A) For preparing the "extended abstract"

Try to convince me that you a) carefully read the paper and thought about it, and b) that you worked hard on the assignment. Be consistent. Avoid any sloppiness.

Formal requirements

Cover page/Header: Indicate name of the course, Univ. of Vienna, date, name and student number. Indicate the paper you refer to (bibliographic reference).

Layout: Pages must be numbered. Use a font of 12 points, margins of at least 2.5 cm, line spacing of 1.5 lines. Use a spell-checker (either AmE or BritishE). Avoid typos. Mind your commas. Do not use “don’t”, “isn’t” etc. in formal writing.

Hints for writing: Be concise. Shorter is better. Think before writing. Critically review your text before handing it in. Ask yourself: does it say what I mean? Do I need this word or sentence to properly express my opinion? If not, cut it.

Clarity of writing usually follows clarity of thought. Revise your text at least 5 times before handing in.

Comments can take many forms. Be creative. Possibile lines of reasoning are as follows:

"The authors interpret their result as meaning x. I do not agree.
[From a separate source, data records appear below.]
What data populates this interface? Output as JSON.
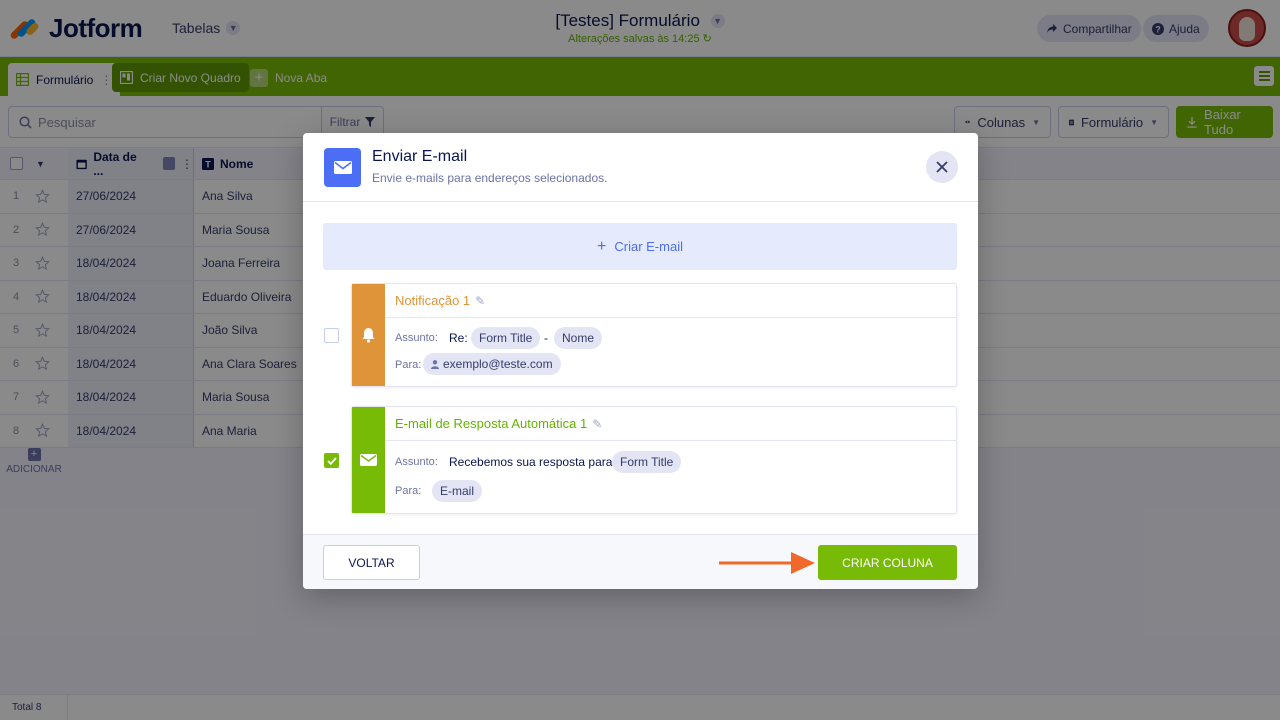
{
  "header": {
    "logo_text": "Jotform",
    "tables_label": "Tabelas",
    "form_title": "[Testes] Formulário",
    "saved_status": "Alterações salvas às 14:25",
    "share_label": "Compartilhar",
    "help_label": "Ajuda"
  },
  "tabs": {
    "form_tab": "Formulário",
    "create_board": "Criar Novo Quadro",
    "new_tab": "Nova Aba"
  },
  "toolbar": {
    "search_placeholder": "Pesquisar",
    "filter_label": "Filtrar",
    "columns_label": "Colunas",
    "form_view_label": "Formulário",
    "download_label": "Baixar Tudo"
  },
  "table": {
    "columns": [
      "Data de ...",
      "Nome"
    ],
    "rows": [
      {
        "num": "1",
        "date": "27/06/2024",
        "name": "Ana Silva"
      },
      {
        "num": "2",
        "date": "27/06/2024",
        "name": "Maria Sousa"
      },
      {
        "num": "3",
        "date": "18/04/2024",
        "name": "Joana Ferreira"
      },
      {
        "num": "4",
        "date": "18/04/2024",
        "name": "Eduardo Oliveira"
      },
      {
        "num": "5",
        "date": "18/04/2024",
        "name": "João Silva"
      },
      {
        "num": "6",
        "date": "18/04/2024",
        "name": "Ana Clara Soares"
      },
      {
        "num": "7",
        "date": "18/04/2024",
        "name": "Maria Sousa"
      },
      {
        "num": "8",
        "date": "18/04/2024",
        "name": "Ana Maria"
      }
    ],
    "add_label": "ADICIONAR",
    "total_label": "Total 8"
  },
  "modal": {
    "title": "Enviar E-mail",
    "subtitle": "Envie e-mails para endereços selecionados.",
    "create_email_label": "Criar E-mail",
    "notification": {
      "title": "Notificação 1",
      "subject_label": "Assunto:",
      "subject_prefix": "Re:",
      "subject_chip_1": "Form Title",
      "subject_separator": "-",
      "subject_chip_2": "Nome",
      "to_label": "Para:",
      "to_value": "exemplo@teste.com",
      "checked": false,
      "color": "#e09439"
    },
    "autoresponder": {
      "title": "E-mail de Resposta Automática 1",
      "subject_label": "Assunto:",
      "subject_text": "Recebemos sua resposta para",
      "subject_chip": "Form Title",
      "to_label": "Para:",
      "to_value": "E-mail",
      "checked": true,
      "color": "#78bb07"
    },
    "back_label": "VOLTAR",
    "create_column_label": "CRIAR COLUNA"
  },
  "colors": {
    "brand_green": "#78bb07",
    "accent_blue": "#4c6ef5",
    "annotation_arrow": "#f0692a"
  }
}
I think the proper interpretation is y. Here is why."
"The authors use method x to demonstrate that A has a causal effect on B. I think using this method is inappropriate because .... A better way to make the point would have been to ..."

You need to hand in at least two assignments on a paper we have not yet discussed in class but you are welcome to hand in several assignments. The best performance counts for your final grade. 

Here are sample Q1 Q2 from a similar course (these examples do not use a cover page but a header which also is fine if the information provided is as required).


B) For preparing your presentation

Structure of a session: There are three parts in a typical session. Make sure to reserve enough time for the third part.

  1. Presentation. Explain what the authors have done, what they find, how they interpret it, and why they think it is interesting. A typical paper can be presented in 15'-20'. Short and sweet, please (book-long treatments of a topic may require somewhat longer presentation, but stay below 30' even for an entire book).
  2. Questions for clarification (about 15'-30'). In this part, the students and the instructor have the opportunity to ask questions about details of the study, aspects of the design or results you had no time to talk about etc. The purpose is to make sure we are all on the same page.  
  3. General discussion (remaining time). Now it is time to raise critical questions about the method, the analysis, the relevance or the interpretation of results. A broad discussion of potential policy implications or of issues of interest that seem related is also welcome here. The pole of competence prepares a sheet intended to guide this discussion. But students are welcome to bring up other issues (e.g. those they have raised in their assignment ).

Preparing your presentation:

  • Be sure to get the main message of the paper through at the very beginning of your presentation, in the first two minutes or so. Say it in your own words, say it as clearly and as simply as you can. Give the main intuition, the main result (broadly) of the paper, and then say why it is interesting or relevant.
  • Rehearse your presentation. Shorter is better. Plan to speak for 20' or less. Make sure you know how to correctly pronounce key expressions in your presentation. Speak clearly and slowly. You are (probably) not a native speaker. Neither is the audience.
  • Be simple and clear. Someone who has not read the paper should be able to follow the presentation.
  • Explain what the authors do, how they analyze the data, what they conclude from their analysis. Concentrate on the main argument, the main analysis, the most important insights. Skip the details (but have them ready on spare slides in case we ask in part 2). Make sure we do not get lost in detail. 
  • A good figure is worth a thousand words. When showing figures and tables, you need to explain them carefully. We need to understand what the numbers or graphs mean. If you do not plan to explain it, you should not show the table or figure but just verbally summarize it.
  • Start preparing early. Sometimes students panic the day before the presentation when they discover that they do not understand some parts of the paper. Starting in good time will save you the embarassment.
  • Work in a team with a fellow student. Working with others is often more fun and is sometimes also more productive. Some of the papers are more difficult than others, and it is ok not to understand every single detail of a difficult paper (but make sure you convince me that you have tried hard).